Managing your finances takes time and energy, something we mostly learn as a life skill as we progress through our careers. Unfortunately, financial wellbeing is still a subject most people in the workplace were never taught or received guidance on; we simply learnt from our parents or developed it from experience and our mistakes. In our early working years, we move from one payday to the next, occasionally wondering why we have run out of money a week before we get paid.
That is why managing money and finances takes effort and yet we all suffer from a little laziness from time to time. Having a financial plan requires just as much effort as keeping fit or mentally looking after ourselves. In fact, money issues and worries can have a detrimental effect on our mental wellbeing and vice versa, which is why it is important to continually learn and develop our financial skills.
So back to my original point, that financial wellbeing takes effort. If you wanted to get fit, would you not take the time to join a club and start to build up your training? Finances are no different – there are many online resources that could be your ‘club’. Being financially sound is not about how much money you have; it is about making the best use of what you have and the continual learning you undertake and put into practice.
In the exceptional times in which we live, I can see why people might worry about pensions and investments, market conditions and global commerce. There are endless news articles with real or potential worries and threats; however, I believe there are three simple, basic steps we can all take that will help us improve our financial fitness and financial wellbeing:
It does not matter how much money you have or how much you earn, if you do not have any plan in place then you are unable to plan ahead. All it takes is a spreadsheet or a budgeting app and you can start to take control. A budget is becoming essential for our financial lives, as many financial decisions are based on our ability to repay and our disposable income. It is not just about covering the bills and whatever is left is spending money; we need to allocate a budget for everything from rent or mortgages through to food, clothing and socialising. Having control over money is an essential step to creating financial security.
Many UK workers do not have anything to fall back on should the worst happen. Most are still moving from payday to payday without putting anything aside. There are many opinions on how much you need, ranging from two months’ to six months’ worth of salary, but it starts with having an element of savings in your monthly budget. An emergency fund needs to be there when you need it but not readily spendable. So, invest this fund in a bank or building society savings account that can be accessed through a branch or an online transfer, but NOT in your regular bank account (where you will spend it!).

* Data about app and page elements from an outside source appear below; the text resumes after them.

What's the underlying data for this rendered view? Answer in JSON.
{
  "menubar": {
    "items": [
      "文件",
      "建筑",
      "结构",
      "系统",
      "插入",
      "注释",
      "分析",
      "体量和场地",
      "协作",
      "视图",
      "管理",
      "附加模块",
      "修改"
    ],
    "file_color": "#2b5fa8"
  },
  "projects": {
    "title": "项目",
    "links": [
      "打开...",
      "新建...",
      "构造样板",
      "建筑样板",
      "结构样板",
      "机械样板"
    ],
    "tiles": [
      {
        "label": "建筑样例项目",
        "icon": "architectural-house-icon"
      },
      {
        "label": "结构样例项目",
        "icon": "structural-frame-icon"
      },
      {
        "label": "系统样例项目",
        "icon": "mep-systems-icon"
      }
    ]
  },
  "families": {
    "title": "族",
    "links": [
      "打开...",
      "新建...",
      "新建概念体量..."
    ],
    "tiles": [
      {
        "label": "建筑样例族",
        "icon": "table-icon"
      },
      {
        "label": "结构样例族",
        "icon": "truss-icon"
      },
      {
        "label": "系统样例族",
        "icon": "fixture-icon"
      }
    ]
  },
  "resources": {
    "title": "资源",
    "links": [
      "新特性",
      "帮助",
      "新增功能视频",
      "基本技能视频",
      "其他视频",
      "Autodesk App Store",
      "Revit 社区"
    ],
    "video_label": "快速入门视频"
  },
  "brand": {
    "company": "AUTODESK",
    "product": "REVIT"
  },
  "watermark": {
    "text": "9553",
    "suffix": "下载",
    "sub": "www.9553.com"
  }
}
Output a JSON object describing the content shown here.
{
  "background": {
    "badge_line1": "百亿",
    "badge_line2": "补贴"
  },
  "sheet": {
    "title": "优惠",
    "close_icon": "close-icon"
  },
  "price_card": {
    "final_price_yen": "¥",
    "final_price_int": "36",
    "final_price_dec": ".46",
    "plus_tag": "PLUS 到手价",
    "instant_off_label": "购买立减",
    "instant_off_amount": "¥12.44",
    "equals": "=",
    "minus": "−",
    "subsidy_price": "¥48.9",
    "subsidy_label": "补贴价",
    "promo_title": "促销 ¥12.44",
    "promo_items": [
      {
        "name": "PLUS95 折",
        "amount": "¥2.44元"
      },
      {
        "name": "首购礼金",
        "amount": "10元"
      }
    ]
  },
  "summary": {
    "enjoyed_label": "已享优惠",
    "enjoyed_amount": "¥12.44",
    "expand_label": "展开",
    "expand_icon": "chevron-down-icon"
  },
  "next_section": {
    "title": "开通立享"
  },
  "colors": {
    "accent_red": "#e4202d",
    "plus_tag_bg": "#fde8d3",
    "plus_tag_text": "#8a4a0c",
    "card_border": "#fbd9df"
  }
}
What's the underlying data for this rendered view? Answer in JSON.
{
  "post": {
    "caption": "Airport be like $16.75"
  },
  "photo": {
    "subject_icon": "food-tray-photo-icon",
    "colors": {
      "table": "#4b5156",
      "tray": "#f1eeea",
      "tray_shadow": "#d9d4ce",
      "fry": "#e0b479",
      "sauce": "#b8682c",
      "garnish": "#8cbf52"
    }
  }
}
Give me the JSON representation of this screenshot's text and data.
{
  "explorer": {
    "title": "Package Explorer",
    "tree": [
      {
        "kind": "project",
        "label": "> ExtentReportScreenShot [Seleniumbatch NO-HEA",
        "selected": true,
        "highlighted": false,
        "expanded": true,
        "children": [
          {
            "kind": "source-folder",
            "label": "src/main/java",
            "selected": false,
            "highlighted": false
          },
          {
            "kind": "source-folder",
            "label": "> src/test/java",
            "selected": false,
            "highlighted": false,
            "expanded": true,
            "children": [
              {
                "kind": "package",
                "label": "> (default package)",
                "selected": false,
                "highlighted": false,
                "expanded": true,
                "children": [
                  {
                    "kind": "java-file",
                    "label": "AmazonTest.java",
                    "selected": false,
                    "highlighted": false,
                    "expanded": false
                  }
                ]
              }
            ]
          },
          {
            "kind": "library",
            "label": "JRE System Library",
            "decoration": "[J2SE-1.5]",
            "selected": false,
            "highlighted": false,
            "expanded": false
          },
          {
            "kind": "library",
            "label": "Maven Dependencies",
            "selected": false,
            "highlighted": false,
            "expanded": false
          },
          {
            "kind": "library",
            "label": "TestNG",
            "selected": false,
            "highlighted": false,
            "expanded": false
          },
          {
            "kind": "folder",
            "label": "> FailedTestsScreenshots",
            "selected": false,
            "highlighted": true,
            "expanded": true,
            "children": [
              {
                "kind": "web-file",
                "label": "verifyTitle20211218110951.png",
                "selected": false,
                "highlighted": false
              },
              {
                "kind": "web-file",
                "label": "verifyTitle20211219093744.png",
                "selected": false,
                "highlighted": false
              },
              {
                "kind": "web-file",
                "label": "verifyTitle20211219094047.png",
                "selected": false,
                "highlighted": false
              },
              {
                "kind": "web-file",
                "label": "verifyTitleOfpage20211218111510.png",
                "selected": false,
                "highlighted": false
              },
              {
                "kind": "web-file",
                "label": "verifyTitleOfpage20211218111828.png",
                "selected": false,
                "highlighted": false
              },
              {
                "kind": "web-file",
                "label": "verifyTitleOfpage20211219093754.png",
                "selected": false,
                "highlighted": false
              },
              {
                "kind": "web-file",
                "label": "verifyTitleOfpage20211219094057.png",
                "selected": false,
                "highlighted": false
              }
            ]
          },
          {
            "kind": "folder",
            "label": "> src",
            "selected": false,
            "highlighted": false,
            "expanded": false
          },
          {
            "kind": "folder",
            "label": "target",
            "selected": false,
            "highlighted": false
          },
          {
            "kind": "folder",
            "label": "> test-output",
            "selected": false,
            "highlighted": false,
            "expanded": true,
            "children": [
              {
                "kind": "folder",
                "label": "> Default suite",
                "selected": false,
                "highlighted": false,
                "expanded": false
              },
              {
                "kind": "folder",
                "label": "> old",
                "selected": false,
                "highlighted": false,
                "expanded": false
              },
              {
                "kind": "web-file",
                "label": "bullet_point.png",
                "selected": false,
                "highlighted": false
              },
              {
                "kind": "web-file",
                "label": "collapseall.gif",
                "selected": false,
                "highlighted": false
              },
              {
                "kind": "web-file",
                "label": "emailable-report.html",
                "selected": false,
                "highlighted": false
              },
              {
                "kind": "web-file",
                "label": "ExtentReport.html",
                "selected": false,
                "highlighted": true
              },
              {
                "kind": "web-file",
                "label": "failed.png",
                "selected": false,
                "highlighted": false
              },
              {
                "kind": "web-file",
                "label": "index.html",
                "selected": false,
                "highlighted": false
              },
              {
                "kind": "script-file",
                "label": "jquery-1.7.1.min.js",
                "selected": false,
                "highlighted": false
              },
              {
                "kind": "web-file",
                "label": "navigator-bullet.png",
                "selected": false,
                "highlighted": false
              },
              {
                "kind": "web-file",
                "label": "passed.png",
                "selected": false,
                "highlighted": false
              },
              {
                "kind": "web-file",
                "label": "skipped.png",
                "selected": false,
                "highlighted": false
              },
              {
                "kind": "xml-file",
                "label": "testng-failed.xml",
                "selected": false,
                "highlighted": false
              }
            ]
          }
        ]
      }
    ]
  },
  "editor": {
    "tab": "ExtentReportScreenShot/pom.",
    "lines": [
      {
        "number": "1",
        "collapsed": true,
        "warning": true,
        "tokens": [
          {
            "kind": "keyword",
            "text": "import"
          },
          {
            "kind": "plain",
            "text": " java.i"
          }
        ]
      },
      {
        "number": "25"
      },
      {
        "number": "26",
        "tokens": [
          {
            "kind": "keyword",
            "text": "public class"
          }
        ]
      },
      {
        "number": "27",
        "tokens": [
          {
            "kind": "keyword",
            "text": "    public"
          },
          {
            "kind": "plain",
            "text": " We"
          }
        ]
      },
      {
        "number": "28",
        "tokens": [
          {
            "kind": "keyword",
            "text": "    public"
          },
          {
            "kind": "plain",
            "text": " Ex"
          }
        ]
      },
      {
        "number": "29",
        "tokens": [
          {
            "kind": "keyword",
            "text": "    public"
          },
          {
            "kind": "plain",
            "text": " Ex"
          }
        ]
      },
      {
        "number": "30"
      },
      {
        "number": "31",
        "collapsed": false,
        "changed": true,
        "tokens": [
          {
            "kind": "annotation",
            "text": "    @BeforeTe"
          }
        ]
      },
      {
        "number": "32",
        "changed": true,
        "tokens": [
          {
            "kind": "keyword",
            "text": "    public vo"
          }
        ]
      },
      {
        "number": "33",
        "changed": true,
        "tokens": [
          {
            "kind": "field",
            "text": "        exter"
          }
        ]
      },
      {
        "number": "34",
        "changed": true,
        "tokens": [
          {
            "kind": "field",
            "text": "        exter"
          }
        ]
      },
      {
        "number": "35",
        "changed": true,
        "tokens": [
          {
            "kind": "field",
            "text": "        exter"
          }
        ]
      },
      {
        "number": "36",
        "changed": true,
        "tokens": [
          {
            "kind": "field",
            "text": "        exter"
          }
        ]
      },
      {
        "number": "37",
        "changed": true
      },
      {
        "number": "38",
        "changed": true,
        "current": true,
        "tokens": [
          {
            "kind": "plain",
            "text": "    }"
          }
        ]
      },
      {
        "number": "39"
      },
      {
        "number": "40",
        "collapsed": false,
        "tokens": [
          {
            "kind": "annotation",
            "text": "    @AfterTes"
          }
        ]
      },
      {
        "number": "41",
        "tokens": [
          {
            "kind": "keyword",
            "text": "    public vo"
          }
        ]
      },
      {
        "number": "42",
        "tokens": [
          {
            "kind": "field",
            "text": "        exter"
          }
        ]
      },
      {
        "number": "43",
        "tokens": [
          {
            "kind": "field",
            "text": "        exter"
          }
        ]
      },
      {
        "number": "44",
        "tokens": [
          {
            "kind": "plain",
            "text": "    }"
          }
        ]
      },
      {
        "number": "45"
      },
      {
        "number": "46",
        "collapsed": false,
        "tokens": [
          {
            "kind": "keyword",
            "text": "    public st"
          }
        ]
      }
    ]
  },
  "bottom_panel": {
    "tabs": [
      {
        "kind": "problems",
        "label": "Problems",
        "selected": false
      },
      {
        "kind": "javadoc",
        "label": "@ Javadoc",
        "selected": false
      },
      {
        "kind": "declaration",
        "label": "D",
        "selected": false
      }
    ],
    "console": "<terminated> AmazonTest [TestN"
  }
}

Try not to worry
This one is always counterintuitive as we naturally worry when things start to get out of control or if we experience any financial difficulties. Rest assured, there are ALWAYS solutions to every financial problem you might have. The financial services industry and the Government really do wish to treat people fairly and with compassion, to find a solution to any issue a person has. If it is debt, there are charities and Citizens Advice with multiple solutions; if it is income, then your employer and your local council can help; if it is savings and investments, then speak to advisers and/or your bank. If you just put your hand up, you will find help is very forthcoming.
So, having good financial wellbeing is not hard; it just means we need to spend time and effort to make things better for ourselves. Taking time to manage the money in and the money out is essential and starting the savings journey will help greatly with our financial security. Seeking help is essential – we all need a helping hand from time to time.